[Data records for software interfaces]

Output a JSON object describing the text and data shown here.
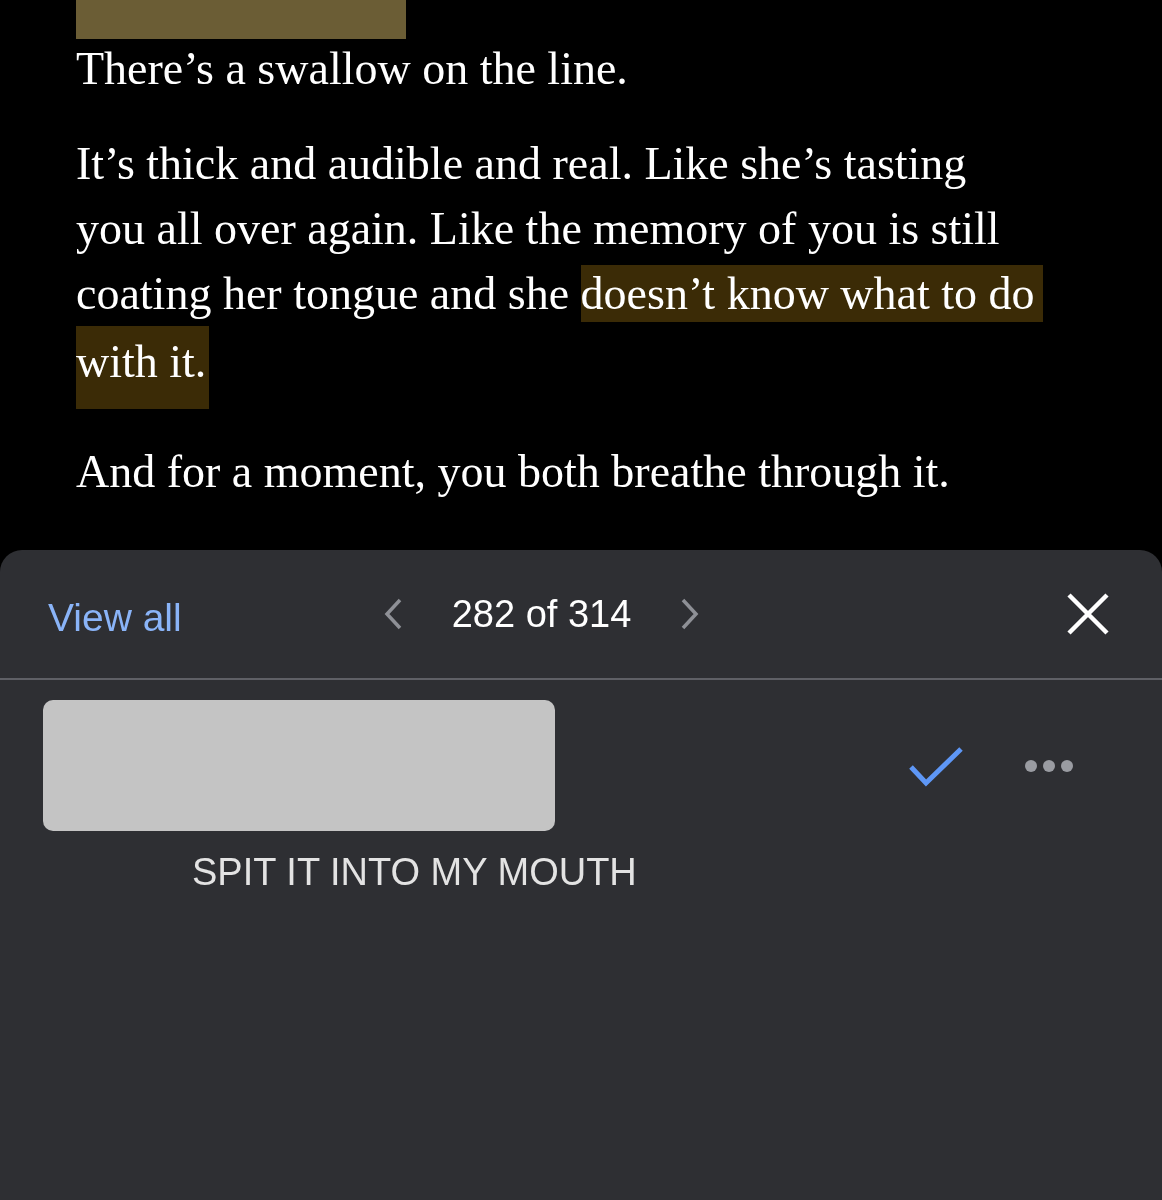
{
  "document": {
    "paragraphs": [
      {
        "lines": [
          [
            {
              "text": "There’s a swallow on the line.",
              "highlighted": false
            }
          ]
        ]
      },
      {
        "lines": [
          [
            {
              "text": "It’s thick and audible and real. Like she’s tasting",
              "highlighted": false
            }
          ],
          [
            {
              "text": "you all over again. Like the memory of you is still",
              "highlighted": false
            }
          ],
          [
            {
              "text": "coating her tongue and she ",
              "highlighted": false
            },
            {
              "text": "doesn’t know what to do",
              "highlighted": true
            }
          ],
          [
            {
              "text": "with it.",
              "highlighted": true
            }
          ]
        ]
      },
      {
        "lines": [
          [
            {
              "text": "And for a moment, you both breathe through it.",
              "highlighted": false
            }
          ]
        ]
      }
    ]
  },
  "comments_panel": {
    "view_all": "View all",
    "counter": "282 of 314",
    "comment": {
      "text": "SPIT IT INTO MY MOUTH",
      "resolved": false
    }
  }
}
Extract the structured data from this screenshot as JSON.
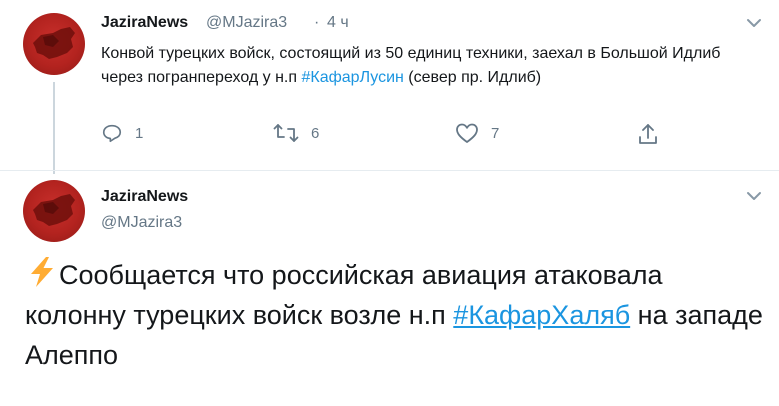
{
  "tweet1": {
    "author_name": "JaziraNews",
    "handle": "@MJazira3",
    "separator": "·",
    "time": "4 ч",
    "text_before": "Конвой турецких войск, состоящий из 50 единиц техники, заехал в Большой Идлиб через погранпереход у н.п ",
    "hashtag": "#КафарЛусин",
    "text_after": " (север пр. Идлиб)",
    "replies": "1",
    "retweets": "6",
    "likes": "7"
  },
  "tweet2": {
    "author_name": "JaziraNews",
    "handle": "@MJazira3",
    "emoji": "⚡",
    "text_before": "Сообщается что российская авиация атаковала колонну турецких войск возле н.п ",
    "hashtag": "#КафарХаляб",
    "text_after": " на западе Алеппо"
  },
  "colors": {
    "accent": "#1b95e0",
    "secondary_text": "#657786",
    "avatar_red": "#c9302c",
    "emoji_yellow": "#ffac33"
  },
  "icons": [
    "caret-down-icon",
    "reply-icon",
    "retweet-icon",
    "like-icon",
    "share-icon",
    "lightning-icon",
    "syria-map-icon"
  ]
}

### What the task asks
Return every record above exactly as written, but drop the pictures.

### Exercise solution
Output a JSON object describing the text and data shown here.
{
  "document": {
    "paragraphs": [
      {
        "lines": [
          [
            {
              "text": "There’s a swallow on the line.",
              "highlighted": false
            }
          ]
        ]
      },
      {
        "lines": [
          [
            {
              "text": "It’s thick and audible and real. Like she’s tasting",
              "highlighted": false
            }
          ],
          [
            {
              "text": "you all over again. Like the memory of you is still",
              "highlighted": false
            }
          ],
          [
            {
              "text": "coating her tongue and she ",
              "highlighted": false
            },
            {
              "text": "doesn’t know what to do",
              "highlighted": true
            }
          ],
          [
            {
              "text": "with it.",
              "highlighted": true
            }
          ]
        ]
      },
      {
        "lines": [
          [
            {
              "text": "And for a moment, you both breathe through it.",
              "highlighted": false
            }
          ]
        ]
      }
    ]
  },
  "comments_panel": {
    "view_all": "View all",
    "counter": "282 of 314",
    "comment": {
      "text": "SPIT IT INTO MY MOUTH",
      "resolved": false
    }
  }
}
Extract the structured data from this screenshot as JSON.
{
  "tweet1": {
    "author_name": "JaziraNews",
    "handle": "@MJazira3",
    "separator": "·",
    "time": "4 ч",
    "text_before": "Конвой турецких войск, состоящий из 50 единиц техники, заехал в Большой Идлиб через погранпереход у н.п ",
    "hashtag": "#КафарЛусин",
    "text_after": " (север пр. Идлиб)",
    "replies": "1",
    "retweets": "6",
    "likes": "7"
  },
  "tweet2": {
    "author_name": "JaziraNews",
    "handle": "@MJazira3",
    "emoji": "⚡",
    "text_before": "Сообщается что российская авиация атаковала колонну турецких войск возле н.п ",
    "hashtag": "#КафарХаляб",
    "text_after": " на западе Алеппо"
  },
  "colors": {
    "accent": "#1b95e0",
    "secondary_text": "#657786",
    "avatar_red": "#c9302c",
    "emoji_yellow": "#ffac33"
  },
  "icons": [
    "caret-down-icon",
    "reply-icon",
    "retweet-icon",
    "like-icon",
    "share-icon",
    "lightning-icon",
    "syria-map-icon"
  ]
}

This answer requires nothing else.